By the time the Israeli soldiers retreated four hours later, the three suspects were dead along with eight others and over 80 were being treated in hospitals for gunshot wounds. The Red Crescent said they treated others for smoke inhalation and other wounds bringing the total number of injuries to more than 100. Two Israeli soldiers were "lightly hurt" by shrapnel from other troops' gunfire, the military said.

Two of the victims were customers at a nearby pharmacy, local TV station Al Rahma reported. One of them, identified as Mohammad Albousi, 25, was planning for his wedding. Two of the dead were men over 70.

In a video shared online, a medic pronounced a man dead only to notice the lifeless patient was his father. Elsewhere, an amateur video showed two men, apparently unarmed, being shot as they ran in the street. Military spokesman Lt Col Richard Hecht said the armed forces were looking into it.
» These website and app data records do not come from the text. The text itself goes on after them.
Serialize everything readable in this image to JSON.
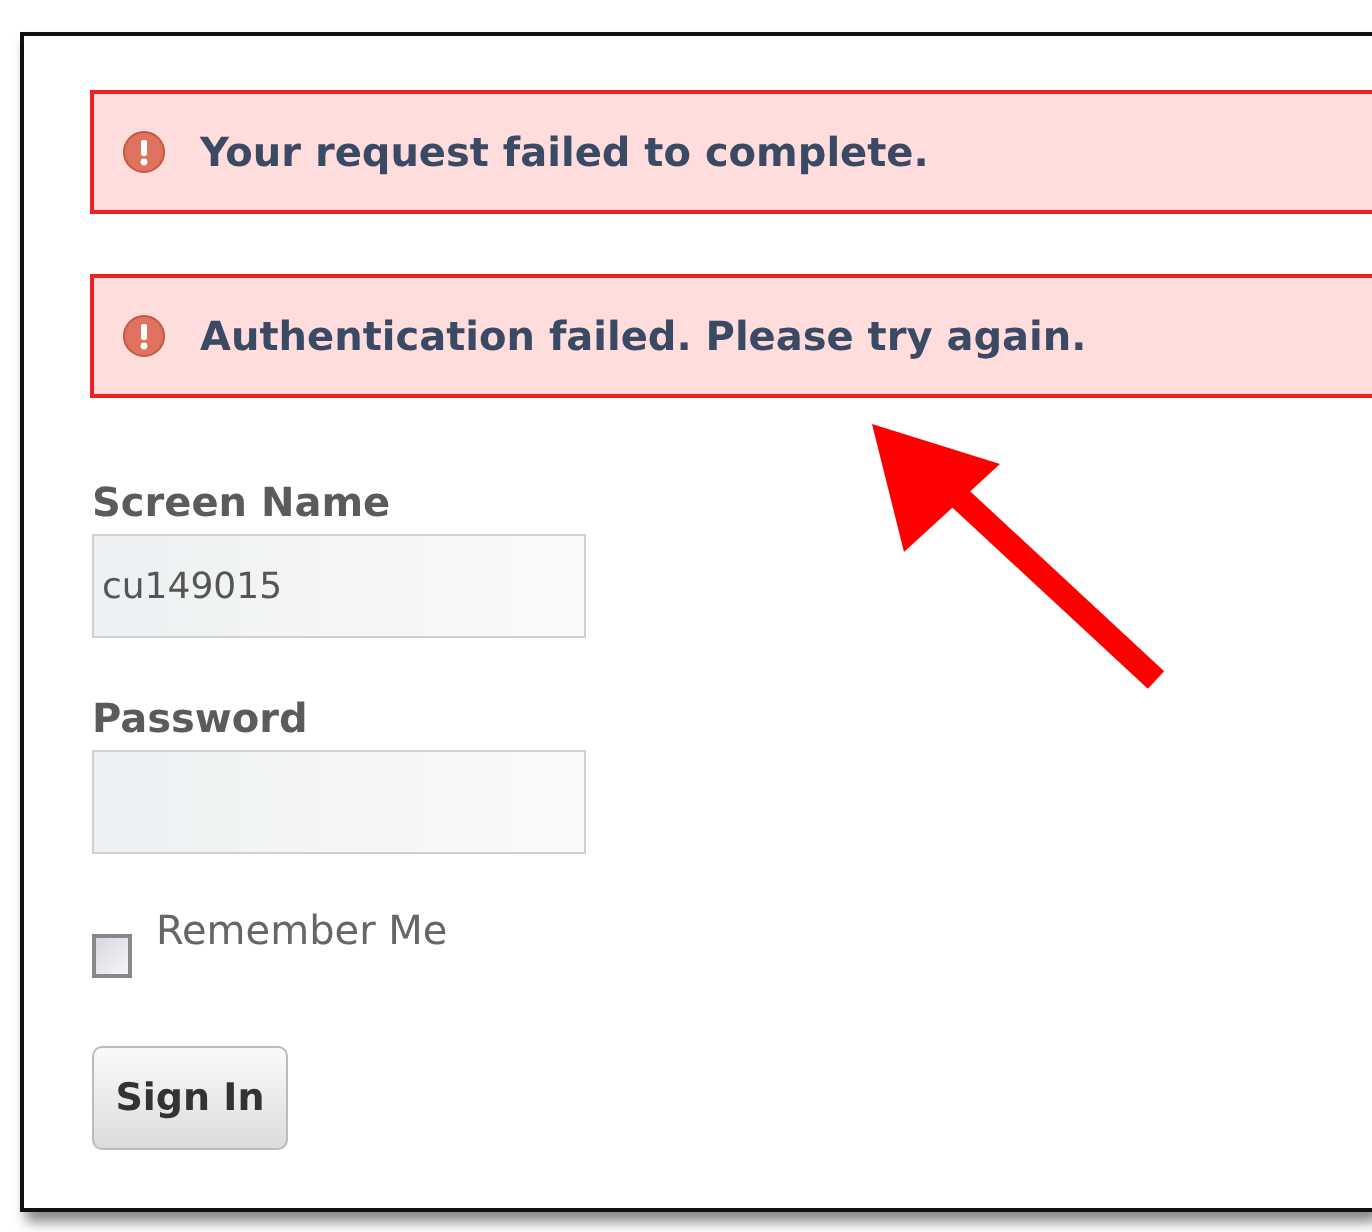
{
  "errors": [
    {
      "text": "Your request failed to complete."
    },
    {
      "text": "Authentication failed. Please try again."
    }
  ],
  "fields": [
    {
      "label": "Screen Name",
      "value": "cu149015"
    },
    {
      "label": "Password"
    }
  ],
  "remember_me": {
    "label": "Remember Me",
    "checked": false
  },
  "button": {
    "label": "Sign In"
  }
}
A witness who lives a street away from the scene of the raid described seeing Israeli military vehicles blocking Palestinian ambulances trying to reach the wounded.

Palestinian ambulance narrowly escapes Israeli military vehicle during raid

Palestinian ambulance narrowly escapes Israeli military vehicle during raid

Wednesday's death toll was the highest since the second Palestinian intifada, or uprising, ended in 2005.

"This is a war against humans and rocks and everything in Nablus," said Nasr Abu Jaish, co-ordinator for the group that represents the major Palestinian political factions in the city.

"They [Israelis] used air power, machine guns, Apache helicopters to surround the homes in the Sheikh Msallam neighbourhood. There's huge destruction to shop owners and car owners."

The raid was a "massacre" that "crossed all red lines", Tayseer Nasrallah, a member of the Fatah ruling party's Revolutionary Council told The National.

Palestinians outside the West Bank joined the general strike in solidarity.

Abdel-Latif Abdu, a vegetable seller in Gaza, kept his shop closed in support of the residents of Nablus.

"They [Israel] can’t divide us. We are all one people and can’t be divided,” he told Reuters.

The Palestinian Health Ministry says this year has so far been the bloodiest in 22 years, since the Second Intifada or uprising between 2000 and 2005. They say 62 Palestinians, including gunmen and civilians, have been killed in 2023 so far. Ten Israelis and a Ukrainian tourist died in Palestinian attacks in the same period, according to Israel's Foreign Ministry.

Updated: February 23, 2023, 2:00 PM